I haven’t been a very charitable person for most of my life. The most common form of giving that I’ve practiced is donating old books, toys, clothes and appliances, where the act was as much driven by the need for spring cleaning than genuinely wanting to help some stranger in need. Every now and then I donate to relief funds during earthquakes and floods, and that’s about it. Amidst the hustle of life we barely give a thought to any of these humanitarian pursuits. I suspect that is the case with almost all of us.
As a middle class Indian, we are led to believe that most NGOs are a scam and the proportion of funds actually reaching the intended people is way too less. Those of us who feel like doing some social work in other ways, choose the route of volunteering – teaching poor kids, feeding people at an orphanage or a temple, and so on. There is no doubt that the gratification of a real interaction beats donating money via “unreliable” organisations every time.
But the truth is that there is never going to be a zero-corruption mechanism for aid delivery. Moreover, for working professionals, it is hard to volunteer personally with any regularity. To stay away from charity for fear of corruption is like staying away from driving for fear of traffic jams. Beyond a point, you have to accept that there is no perfect world and take the leap of faith.

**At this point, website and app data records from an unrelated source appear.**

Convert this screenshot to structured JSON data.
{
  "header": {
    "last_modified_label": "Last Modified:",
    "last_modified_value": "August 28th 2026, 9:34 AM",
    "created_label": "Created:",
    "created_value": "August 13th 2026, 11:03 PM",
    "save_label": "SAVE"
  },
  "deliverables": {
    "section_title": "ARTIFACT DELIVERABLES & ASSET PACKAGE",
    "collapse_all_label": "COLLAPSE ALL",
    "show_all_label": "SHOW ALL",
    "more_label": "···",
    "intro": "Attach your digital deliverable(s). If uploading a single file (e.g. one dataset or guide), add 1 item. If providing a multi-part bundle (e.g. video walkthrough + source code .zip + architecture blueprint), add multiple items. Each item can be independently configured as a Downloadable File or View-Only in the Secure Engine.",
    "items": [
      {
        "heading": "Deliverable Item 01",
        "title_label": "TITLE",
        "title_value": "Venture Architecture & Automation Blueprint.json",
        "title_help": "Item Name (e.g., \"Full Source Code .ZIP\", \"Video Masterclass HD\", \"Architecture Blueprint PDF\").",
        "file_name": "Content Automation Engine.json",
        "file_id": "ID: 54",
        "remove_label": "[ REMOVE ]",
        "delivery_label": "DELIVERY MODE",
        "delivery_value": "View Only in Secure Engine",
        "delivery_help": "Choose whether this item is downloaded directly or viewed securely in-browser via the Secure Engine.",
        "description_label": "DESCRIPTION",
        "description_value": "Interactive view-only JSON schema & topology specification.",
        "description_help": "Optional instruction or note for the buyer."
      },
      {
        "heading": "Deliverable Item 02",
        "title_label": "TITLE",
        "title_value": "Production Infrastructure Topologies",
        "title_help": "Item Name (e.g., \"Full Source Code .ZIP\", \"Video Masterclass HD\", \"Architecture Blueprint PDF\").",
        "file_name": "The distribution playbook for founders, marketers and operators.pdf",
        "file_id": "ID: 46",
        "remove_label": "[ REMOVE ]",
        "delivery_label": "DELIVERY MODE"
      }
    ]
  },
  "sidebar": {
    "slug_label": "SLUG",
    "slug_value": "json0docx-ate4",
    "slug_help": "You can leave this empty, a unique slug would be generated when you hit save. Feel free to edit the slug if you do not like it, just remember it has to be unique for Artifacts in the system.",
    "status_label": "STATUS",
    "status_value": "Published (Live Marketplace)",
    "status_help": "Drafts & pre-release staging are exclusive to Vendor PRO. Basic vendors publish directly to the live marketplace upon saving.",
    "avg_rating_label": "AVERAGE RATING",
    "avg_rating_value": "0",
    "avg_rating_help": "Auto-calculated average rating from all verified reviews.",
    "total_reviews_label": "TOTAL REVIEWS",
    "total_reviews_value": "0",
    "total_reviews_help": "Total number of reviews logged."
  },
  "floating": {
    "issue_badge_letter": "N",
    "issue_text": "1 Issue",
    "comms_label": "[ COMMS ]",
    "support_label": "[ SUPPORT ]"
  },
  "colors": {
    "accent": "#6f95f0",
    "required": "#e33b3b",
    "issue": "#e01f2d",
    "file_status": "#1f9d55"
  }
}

I think it’s important to do something and fail rather than not do anything at all.
Once I made up my mind to do something, I began looking for ways and means to contribute.
While planning our monthly budget some time last year, my wife and I decided to set up a monthly donation to “Mission 10 million meals” on GiveIndia’s online donation platform. This was our chance to make a meaningful impact with the least amount of effort, while being fairly confident that the donations are going to be put to genuine use.
GiveIndia is a great platform for discovering and donating in legally vetted charities and causes. Apart from being very user-friendly, it offers great transparency into the entire process by sharing regular updates on the programmes we donate to.
Building trust through great experience and transparency is something we can all get behind!
A few days after we completed the first transaction, I got a call from a product manager on the GiveIndia team. He wanted to understand my experience, and also bounce off some ideas their team was thinking about (While this seems far-fetched, in the startup world it is common to look-up early users and customers and reach out for feedback). It was a great conversation, and left me feeling happier about them.
The entire experience created a tiny spark – what if we could do monthly donations using Sqrrl the way we did monthly mutual fund investments? The tax exemption from the donations could tie into the “personal finance” theme of the product, while creating an opportunity to expand our horizon from pure savings and investments, and make a contribution to the upliftment of underprivileged people around us.
I pitched the idea to the founders, all of who were very warm. Incidentally Samant (CEO, Sqrrl) was acquainted with Atul (CEO, Give) and we started discussing a partnership. With everyone on-board for a pilot, we started putting together a simple yet complete flow for this feature.
Today, users of Sqrrl can set-up monthly donations (powered by GiveIndia) right from the app, and I am proud that we’re the first personal finance platform where you can donate money (not just reward points) to compliant causes and NGOs, on a monthly basis.
To take a seed of an idea to a product is a taxing but an incredibly exhilarating journey. I’m very excited about being able to make a real impact using the right technology and partnerships in place, and hope we are on the right track with this one.
Look forward to hearing some more similar product stories and your experience with GiveIndia on Sqrrl! Hit me up at @adsahay or in the comments.